- _Required action_
Would you write out every record that follows exactly, with the pictures left out?

- _Exercise materials_
━━━━━━━━

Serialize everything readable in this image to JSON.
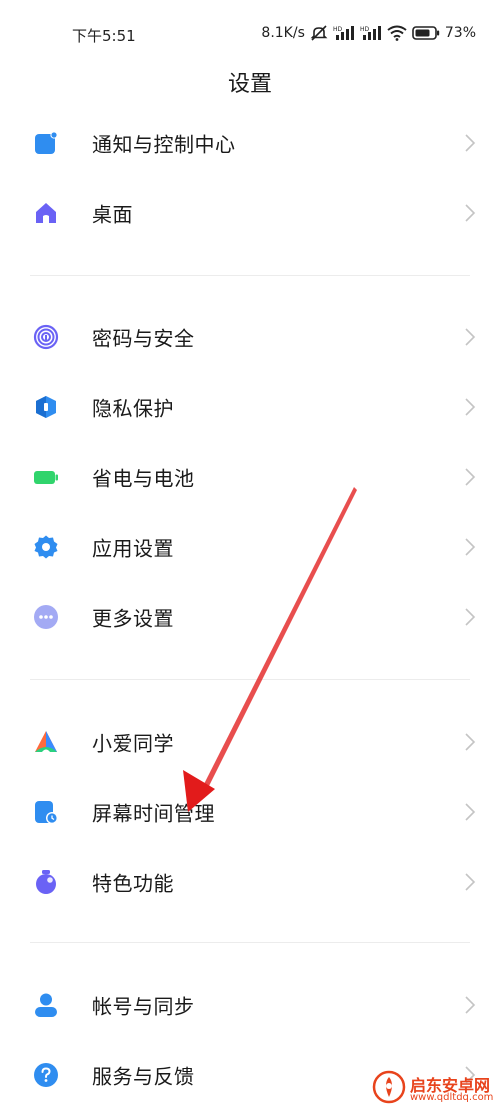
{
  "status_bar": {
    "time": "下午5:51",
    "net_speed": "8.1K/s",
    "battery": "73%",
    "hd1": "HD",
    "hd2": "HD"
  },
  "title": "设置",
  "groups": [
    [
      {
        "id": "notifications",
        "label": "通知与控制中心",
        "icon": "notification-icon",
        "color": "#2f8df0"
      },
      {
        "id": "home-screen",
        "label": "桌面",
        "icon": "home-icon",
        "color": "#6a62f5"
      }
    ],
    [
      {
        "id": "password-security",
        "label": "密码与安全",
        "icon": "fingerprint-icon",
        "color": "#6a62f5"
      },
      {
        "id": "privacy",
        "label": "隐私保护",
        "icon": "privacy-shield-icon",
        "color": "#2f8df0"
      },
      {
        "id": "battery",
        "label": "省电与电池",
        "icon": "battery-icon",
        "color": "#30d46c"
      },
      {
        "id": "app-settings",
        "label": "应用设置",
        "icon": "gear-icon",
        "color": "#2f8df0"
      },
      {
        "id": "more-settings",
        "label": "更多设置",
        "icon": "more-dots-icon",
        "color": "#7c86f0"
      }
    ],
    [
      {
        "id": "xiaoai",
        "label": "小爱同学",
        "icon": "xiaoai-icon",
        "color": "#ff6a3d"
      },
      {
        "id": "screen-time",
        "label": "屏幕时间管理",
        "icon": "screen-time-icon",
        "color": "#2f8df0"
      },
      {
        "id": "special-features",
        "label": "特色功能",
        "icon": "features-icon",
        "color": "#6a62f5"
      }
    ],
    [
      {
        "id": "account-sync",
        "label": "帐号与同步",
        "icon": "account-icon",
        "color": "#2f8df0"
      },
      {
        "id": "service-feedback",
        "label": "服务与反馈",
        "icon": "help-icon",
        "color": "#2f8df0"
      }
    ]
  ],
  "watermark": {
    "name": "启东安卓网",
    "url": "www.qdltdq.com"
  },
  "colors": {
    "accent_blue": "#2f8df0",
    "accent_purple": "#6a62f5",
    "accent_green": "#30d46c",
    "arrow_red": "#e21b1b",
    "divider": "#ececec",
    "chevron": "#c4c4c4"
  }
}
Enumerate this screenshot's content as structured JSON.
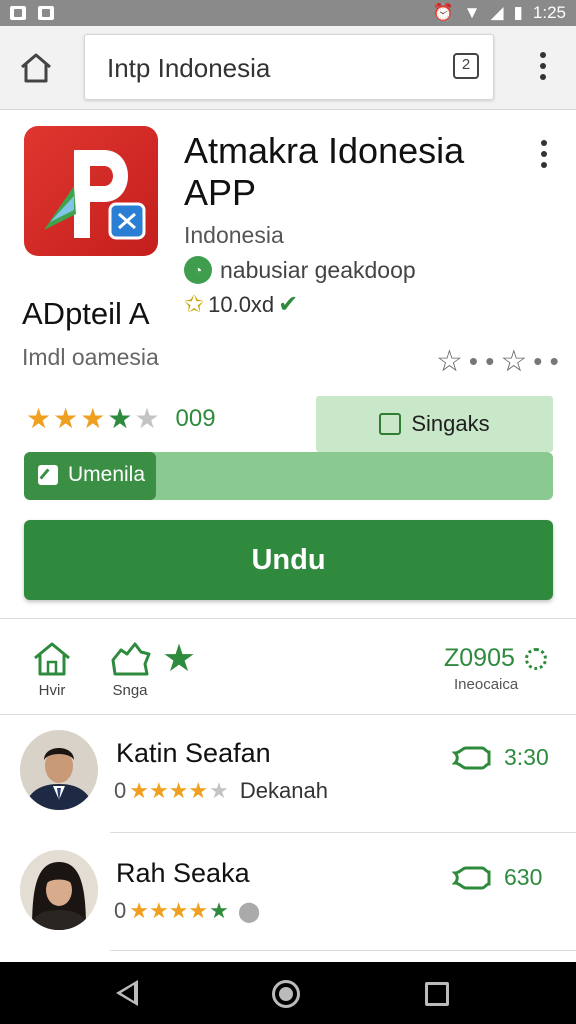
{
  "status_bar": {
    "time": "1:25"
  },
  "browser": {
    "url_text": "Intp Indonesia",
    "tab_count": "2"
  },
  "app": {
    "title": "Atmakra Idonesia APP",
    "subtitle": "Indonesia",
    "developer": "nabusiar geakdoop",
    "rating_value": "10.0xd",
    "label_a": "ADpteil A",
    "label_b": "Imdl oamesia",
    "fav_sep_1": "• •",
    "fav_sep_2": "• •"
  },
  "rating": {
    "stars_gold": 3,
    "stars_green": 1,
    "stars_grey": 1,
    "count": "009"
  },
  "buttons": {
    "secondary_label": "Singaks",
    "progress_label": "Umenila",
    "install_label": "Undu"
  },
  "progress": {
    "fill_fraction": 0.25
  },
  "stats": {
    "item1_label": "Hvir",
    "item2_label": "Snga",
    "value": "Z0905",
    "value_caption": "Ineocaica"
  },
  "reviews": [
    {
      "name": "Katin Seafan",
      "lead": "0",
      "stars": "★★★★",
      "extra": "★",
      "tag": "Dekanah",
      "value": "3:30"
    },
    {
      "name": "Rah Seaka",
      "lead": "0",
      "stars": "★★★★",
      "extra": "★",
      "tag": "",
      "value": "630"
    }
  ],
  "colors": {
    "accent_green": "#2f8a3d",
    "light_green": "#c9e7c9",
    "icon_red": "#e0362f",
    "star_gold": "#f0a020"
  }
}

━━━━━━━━

- _Solution_
Serialize everything readable in this image to JSON.
{
  "status_bar": {
    "time": "下午5:51",
    "net_speed": "8.1K/s",
    "battery": "73%",
    "hd1": "HD",
    "hd2": "HD"
  },
  "title": "设置",
  "groups": [
    [
      {
        "id": "notifications",
        "label": "通知与控制中心",
        "icon": "notification-icon",
        "color": "#2f8df0"
      },
      {
        "id": "home-screen",
        "label": "桌面",
        "icon": "home-icon",
        "color": "#6a62f5"
      }
    ],
    [
      {
        "id": "password-security",
        "label": "密码与安全",
        "icon": "fingerprint-icon",
        "color": "#6a62f5"
      },
      {
        "id": "privacy",
        "label": "隐私保护",
        "icon": "privacy-shield-icon",
        "color": "#2f8df0"
      },
      {
        "id": "battery",
        "label": "省电与电池",
        "icon": "battery-icon",
        "color": "#30d46c"
      },
      {
        "id": "app-settings",
        "label": "应用设置",
        "icon": "gear-icon",
        "color": "#2f8df0"
      },
      {
        "id": "more-settings",
        "label": "更多设置",
        "icon": "more-dots-icon",
        "color": "#7c86f0"
      }
    ],
    [
      {
        "id": "xiaoai",
        "label": "小爱同学",
        "icon": "xiaoai-icon",
        "color": "#ff6a3d"
      },
      {
        "id": "screen-time",
        "label": "屏幕时间管理",
        "icon": "screen-time-icon",
        "color": "#2f8df0"
      },
      {
        "id": "special-features",
        "label": "特色功能",
        "icon": "features-icon",
        "color": "#6a62f5"
      }
    ],
    [
      {
        "id": "account-sync",
        "label": "帐号与同步",
        "icon": "account-icon",
        "color": "#2f8df0"
      },
      {
        "id": "service-feedback",
        "label": "服务与反馈",
        "icon": "help-icon",
        "color": "#2f8df0"
      }
    ]
  ],
  "watermark": {
    "name": "启东安卓网",
    "url": "www.qdltdq.com"
  },
  "colors": {
    "accent_blue": "#2f8df0",
    "accent_purple": "#6a62f5",
    "accent_green": "#30d46c",
    "arrow_red": "#e21b1b",
    "divider": "#ececec",
    "chevron": "#c4c4c4"
  }
}
Enumerate this screenshot's content as structured JSON.
{
  "status_bar": {
    "time": "1:25"
  },
  "browser": {
    "url_text": "Intp Indonesia",
    "tab_count": "2"
  },
  "app": {
    "title": "Atmakra Idonesia APP",
    "subtitle": "Indonesia",
    "developer": "nabusiar geakdoop",
    "rating_value": "10.0xd",
    "label_a": "ADpteil A",
    "label_b": "Imdl oamesia",
    "fav_sep_1": "• •",
    "fav_sep_2": "• •"
  },
  "rating": {
    "stars_gold": 3,
    "stars_green": 1,
    "stars_grey": 1,
    "count": "009"
  },
  "buttons": {
    "secondary_label": "Singaks",
    "progress_label": "Umenila",
    "install_label": "Undu"
  },
  "progress": {
    "fill_fraction": 0.25
  },
  "stats": {
    "item1_label": "Hvir",
    "item2_label": "Snga",
    "value": "Z0905",
    "value_caption": "Ineocaica"
  },
  "reviews": [
    {
      "name": "Katin Seafan",
      "lead": "0",
      "stars": "★★★★",
      "extra": "★",
      "tag": "Dekanah",
      "value": "3:30"
    },
    {
      "name": "Rah Seaka",
      "lead": "0",
      "stars": "★★★★",
      "extra": "★",
      "tag": "",
      "value": "630"
    }
  ],
  "colors": {
    "accent_green": "#2f8a3d",
    "light_green": "#c9e7c9",
    "icon_red": "#e0362f",
    "star_gold": "#f0a020"
  }
}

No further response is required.